I sometimes wonder whether we have reached peak mindfulness in the corporate world. So widely discussed – apparently embraced by banks, Google, the US Army – yet so hard to integrate into organisational culture. Leading Mindfully by Amanda Sinclair at first looks like a contribution to the bandwagon. But it is, in fact, a profoundly subversive exposition of the philosophy of leadership. It takes us to places that aren’t routinely part of the discourse of management theory: the role of the senses, the pursuit of happiness, the erotic dimension of leadership. In its evocative depiction of what leading with integrity looks like, it highlights the malpractice inherent in leadership as we know it in most organisational contexts. Reading it before and after the Brexit referendum, I also found in the book insights on how Britain finds its way through the chaos and uncertainty that lies ahead.
Book review: Leadership for the Disillusioned by Amanda Sinclair
Amanda Sinclair published Leadership for the Disillusioned in 2007, shortly before the financial crisis that has done more than anything in my lifetime to undermine public trust in corporate leadership. It’s telling that the most resonant example she cites of leadership that chips away at our illusions is the collapse in 2001 of the energy company, Enron. The most resonant corporate scandal of its time, the Enron affair could nonetheless be explained away at the time as an isolated if grand case of fraud that didn’t call into question the contemporary view of corporate leadership as a largely benign practice that broadly benefits society. Since the banking crash, our social system has become more widely perceived as governed by an ideology of corporate self-interest that nearly brought society to its knees and continues to serve the enrichment of a tiny minority. Throw in (to name a few UK examples) the phone hacking scandal, the Mid-Staffs Hospital scandal and the Jimmy Savile scandal and, if there were grounds for disillusion in 2007, there is widespread acceptance now that leadership as traditionally construed faces a crisis of legitimacy.

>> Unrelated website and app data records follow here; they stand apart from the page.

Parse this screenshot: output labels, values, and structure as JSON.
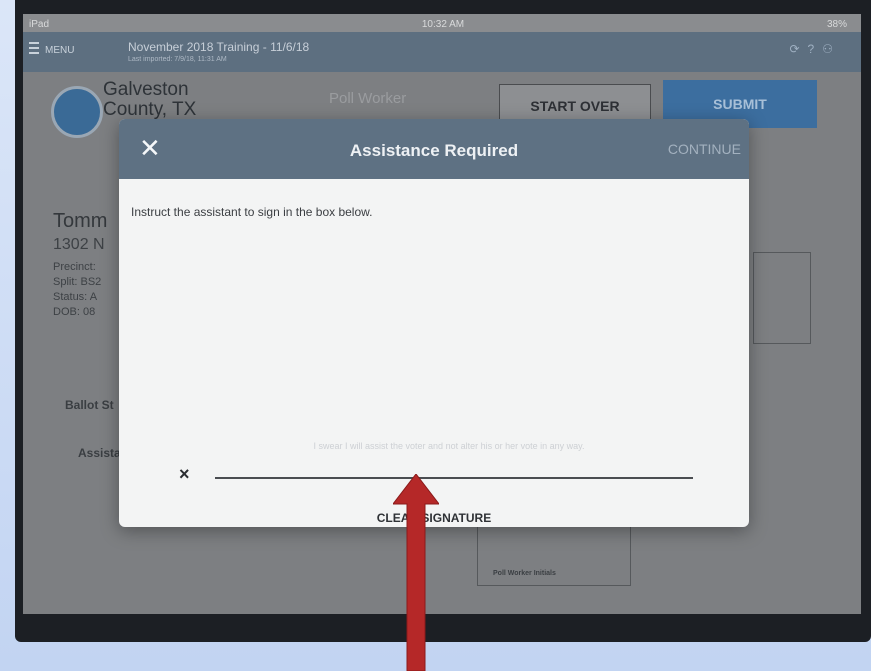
{
  "status_bar": {
    "device": "iPad",
    "time": "10:32 AM",
    "battery": "38%"
  },
  "app_nav": {
    "menu_label": "MENU",
    "title": "November 2018 Training - 11/6/18",
    "subtitle": "Last imported: 7/9/18, 11:31 AM"
  },
  "header": {
    "county_line1": "Galveston",
    "county_line2": "County, TX",
    "poll_worker": "Poll Worker",
    "start_over": "START OVER",
    "submit": "SUBMIT"
  },
  "voter": {
    "name": "Tomm",
    "address": "1302 N",
    "precinct": "Precinct:",
    "split": "Split: BS2",
    "status": "Status: A",
    "dob": "DOB: 08"
  },
  "sections": {
    "ballot_style": "Ballot St",
    "assistance": "Assistan",
    "poll_worker_initials": "Poll Worker Initials"
  },
  "modal": {
    "close_icon": "close-icon",
    "title": "Assistance Required",
    "continue": "CONTINUE",
    "instruction": "Instruct the assistant to sign in the box below.",
    "oath": "I swear I will assist the voter and not alter his or her vote in any way.",
    "signature_mark": "×",
    "clear_signature": "CLEAR SIGNATURE"
  },
  "colors": {
    "modal_header": "#5e7183",
    "submit": "#3c6e9f",
    "arrow": "#b52828",
    "slide_bg": "#c9d9f3"
  }
}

Sinclair’s book brings home the extent to which corporate thinking shapes how we view leadership. We’re culturally attuned to a managerialist model that construes leadership as invested in figures of formal authority at the apex of hierarchies. Leaders are action-oriented and ego-driven, their self-regard pumped up by status or absurdly inflated remuneration. The trend towards authenticity in leadership is of a piece with such ego-massaging, encouraging managers to identify themselves with their work role and self-actualise by bending others to their agenda.